2022 KEYSTONE SPRINGDALE 202QBWE, no issues very well built for what I paid out the door with two batteries $26k in Madera ca looks good, very functional, no slide! So not need and having an oven was a must for me.camping world kicked dirt in the faces of all of the dealers u contacted in California and saving
And financing at 4% long term under $200 a month was great. Will double up the payments
Actual Bed Size
I’m a big guy (6’-6”) and I really need to know the actual size of the bed. I’ve seen “queen” beds in RVs range from 60” x 74”, 60” x 75”, to the residential queen size 60” x 80”. It would be useful if you stated the actual bed size in your reviews.
Hi, Tim. I think Tony usually puts in the bed measurements. Not sure why he didn’t this time. But I just looked it up on their website and it’s 60″ x 74″. (I used to be 74″ tall, until gravity took its toll! Heck!) Now I really have to look (way) up to my two 6’8″ sons! Have a good night. 🙂 –Diane
Love that you are reviewing smaller, affordable trailers WITHOUT slides. Get rid of the knee knocker table & put a window above the bed, and this one would work well for me.
Tony, Thanks for another great review. This segment of the market is often overlooked, and needs your attention. I’ve always liked Keystone (and Jayco) because the freshwater capacity is always generous (good for boondocking). In the past week or so, it was posited that the freshwater capacity was too large in relation to the CCC of a rig. The same could be said about this particular Keystone. I was taught never to tow any rig with a full water tank because it likely upsets its center of gravity while going around a curve on the highway. Fill up on water once you’re close to your destination. A full water tank doesn’t upset a parked RV’s stationary center of gravity. Plus, there is no rule that says you cannot fill your tank to less than 100% while on the road. Your guidance on this topic would be appreciated.

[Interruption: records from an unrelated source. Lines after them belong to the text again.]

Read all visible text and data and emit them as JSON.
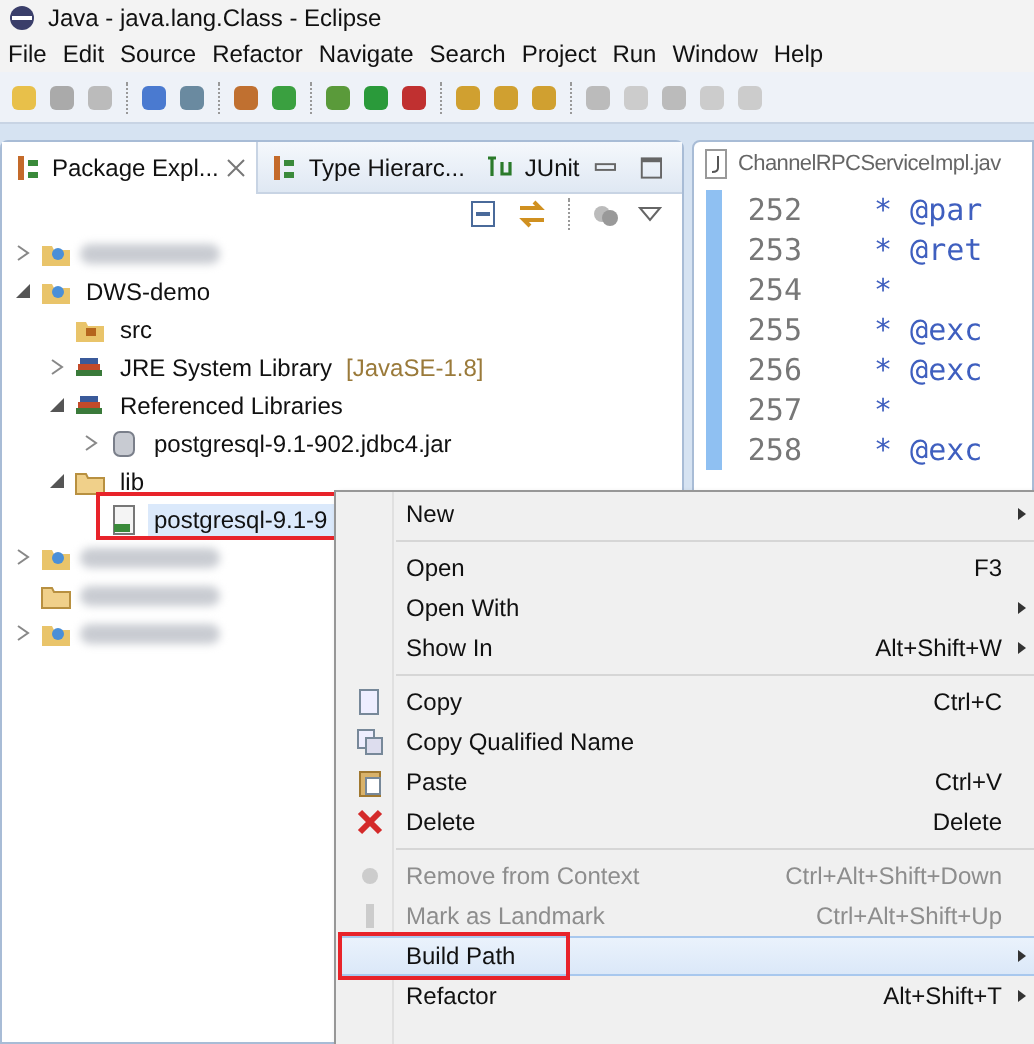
{
  "window": {
    "title": "Java - java.lang.Class - Eclipse"
  },
  "menu_bar": [
    "File",
    "Edit",
    "Source",
    "Refactor",
    "Navigate",
    "Search",
    "Project",
    "Run",
    "Window",
    "Help"
  ],
  "left_panel": {
    "tabs": [
      {
        "label": "Package Expl...",
        "selected": true
      },
      {
        "label": "Type Hierarc...",
        "selected": false
      },
      {
        "label": "JUnit",
        "selected": false
      }
    ],
    "tree": [
      {
        "kind": "blurred-project",
        "expanded": false,
        "selected": false,
        "highlighted": false
      },
      {
        "kind": "project",
        "label": "DWS-demo",
        "expanded": true,
        "selected": false,
        "highlighted": false,
        "children": [
          {
            "kind": "source-folder",
            "label": "src",
            "selected": false,
            "highlighted": false
          },
          {
            "kind": "library",
            "label": "JRE System Library",
            "decoration": "[JavaSE-1.8]",
            "expanded": false,
            "selected": false,
            "highlighted": false
          },
          {
            "kind": "library",
            "label": "Referenced Libraries",
            "expanded": true,
            "selected": false,
            "highlighted": false,
            "children": [
              {
                "kind": "jar",
                "label": "postgresql-9.1-902.jdbc4.jar",
                "expanded": false,
                "selected": false,
                "highlighted": false
              }
            ]
          },
          {
            "kind": "folder",
            "label": "lib",
            "expanded": true,
            "selected": false,
            "highlighted": false,
            "children": [
              {
                "kind": "file",
                "label": "postgresql-9.1-9",
                "selected": true,
                "highlighted": true
              }
            ]
          }
        ]
      },
      {
        "kind": "blurred-project",
        "expanded": false,
        "selected": false,
        "highlighted": false
      },
      {
        "kind": "blurred-folder",
        "selected": false,
        "highlighted": false
      },
      {
        "kind": "blurred-project",
        "expanded": false,
        "selected": false,
        "highlighted": false
      }
    ]
  },
  "editor": {
    "tab": "ChannelRPCServiceImpl.jav",
    "lines": [
      {
        "number": "252",
        "code": "* @par"
      },
      {
        "number": "253",
        "code": "* @ret"
      },
      {
        "number": "254",
        "code": "*"
      },
      {
        "number": "255",
        "code": "* @exc"
      },
      {
        "number": "256",
        "code": "* @exc"
      },
      {
        "number": "257",
        "code": "*"
      },
      {
        "number": "258",
        "code": "* @exc"
      }
    ]
  },
  "context_menu": {
    "groups": [
      [
        {
          "kind": "plain",
          "label": "New",
          "submenu": true,
          "disabled": false,
          "selected": false,
          "highlighted": false
        }
      ],
      [
        {
          "kind": "plain",
          "label": "Open",
          "shortcut": "F3",
          "submenu": false,
          "disabled": false,
          "selected": false,
          "highlighted": false
        },
        {
          "kind": "plain",
          "label": "Open With",
          "submenu": true,
          "disabled": false,
          "selected": false,
          "highlighted": false
        },
        {
          "kind": "plain",
          "label": "Show In",
          "shortcut": "Alt+Shift+W",
          "submenu": true,
          "disabled": false,
          "selected": false,
          "highlighted": false
        }
      ],
      [
        {
          "kind": "copy",
          "label": "Copy",
          "shortcut": "Ctrl+C",
          "submenu": false,
          "disabled": false,
          "selected": false,
          "highlighted": false
        },
        {
          "kind": "copy-name",
          "label": "Copy Qualified Name",
          "submenu": false,
          "disabled": false,
          "selected": false,
          "highlighted": false
        },
        {
          "kind": "paste",
          "label": "Paste",
          "shortcut": "Ctrl+V",
          "submenu": false,
          "disabled": false,
          "selected": false,
          "highlighted": false
        },
        {
          "kind": "delete",
          "label": "Delete",
          "shortcut": "Delete",
          "submenu": false,
          "disabled": false,
          "selected": false,
          "highlighted": false
        }
      ],
      [
        {
          "kind": "remove",
          "label": "Remove from Context",
          "shortcut": "Ctrl+Alt+Shift+Down",
          "submenu": false,
          "disabled": true,
          "selected": false,
          "highlighted": false
        },
        {
          "kind": "landmark",
          "label": "Mark as Landmark",
          "shortcut": "Ctrl+Alt+Shift+Up",
          "submenu": false,
          "disabled": true,
          "selected": false,
          "highlighted": false
        },
        {
          "kind": "plain",
          "label": "Build Path",
          "submenu": true,
          "disabled": false,
          "selected": true,
          "highlighted": true
        },
        {
          "kind": "plain",
          "label": "Refactor",
          "shortcut": "Alt+Shift+T",
          "submenu": true,
          "disabled": false,
          "selected": false,
          "highlighted": false
        }
      ]
    ]
  }
}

Roger, I must have my water tank full when towing. It’s a small rig but that weight is necessary for my tongue weight. If it’s full it doesn’t slosh much. The rigs with huge water tanks usually have baffles so it doesn’t slosh from side to side. Maybe Tony can address this.